### Task to complete
Each word in the data below should be copied exactly; the images should not.
[Start of section]
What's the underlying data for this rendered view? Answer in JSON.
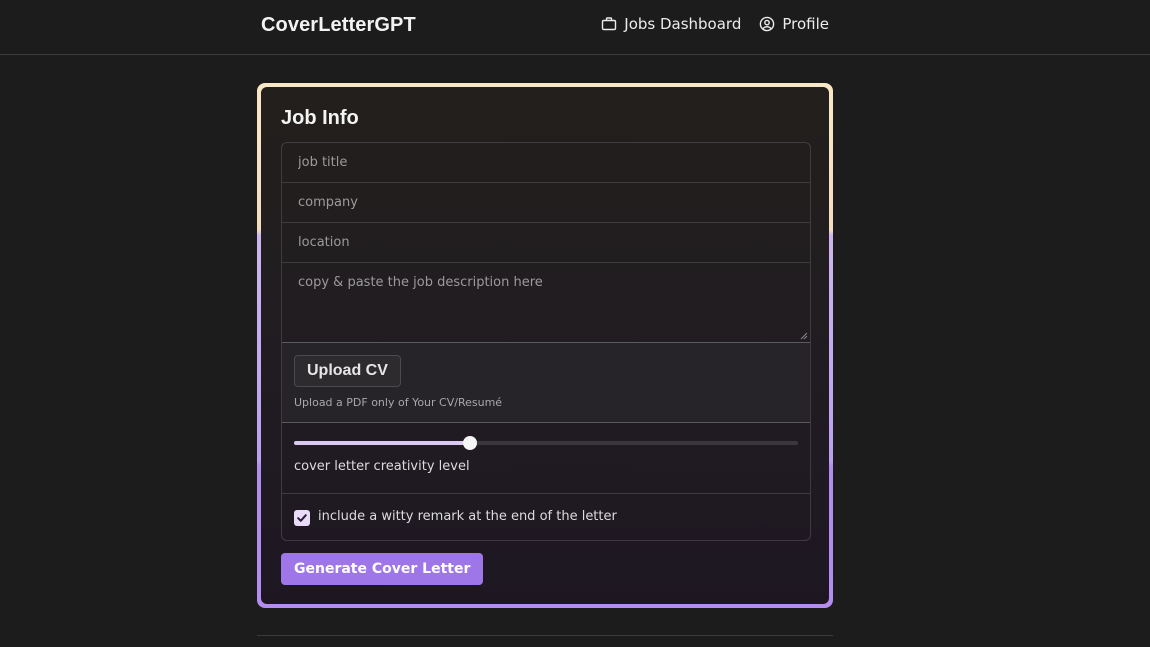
{
  "header": {
    "brand": "CoverLetterGPT",
    "nav": [
      {
        "label": "Jobs Dashboard",
        "icon": "briefcase-icon"
      },
      {
        "label": "Profile",
        "icon": "user-circle-icon"
      }
    ]
  },
  "form": {
    "title": "Job Info",
    "job_title_placeholder": "job title",
    "company_placeholder": "company",
    "location_placeholder": "location",
    "description_placeholder": "copy & paste the job description here",
    "upload_button_label": "Upload CV",
    "upload_hint": "Upload a PDF only of Your CV/Resumé",
    "creativity_slider": {
      "label": "cover letter creativity level",
      "value": 0.35
    },
    "witty_remark_checkbox": {
      "label": "include a witty remark at the end of the letter",
      "checked": true
    },
    "submit_label": "Generate Cover Letter"
  },
  "colors": {
    "accent": "#9f76e8",
    "border_top": "#f9e8c6",
    "border_bottom": "#b38df0",
    "background": "#1c1c1c"
  }
}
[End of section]
### Task answer
What's the underlying data for this rendered view? Answer in JSON.
{
  "header": {
    "brand": "CoverLetterGPT",
    "nav": [
      {
        "label": "Jobs Dashboard",
        "icon": "briefcase-icon"
      },
      {
        "label": "Profile",
        "icon": "user-circle-icon"
      }
    ]
  },
  "form": {
    "title": "Job Info",
    "job_title_placeholder": "job title",
    "company_placeholder": "company",
    "location_placeholder": "location",
    "description_placeholder": "copy & paste the job description here",
    "upload_button_label": "Upload CV",
    "upload_hint": "Upload a PDF only of Your CV/Resumé",
    "creativity_slider": {
      "label": "cover letter creativity level",
      "value": 0.35
    },
    "witty_remark_checkbox": {
      "label": "include a witty remark at the end of the letter",
      "checked": true
    },
    "submit_label": "Generate Cover Letter"
  },
  "colors": {
    "accent": "#9f76e8",
    "border_top": "#f9e8c6",
    "border_bottom": "#b38df0",
    "background": "#1c1c1c"
  }
}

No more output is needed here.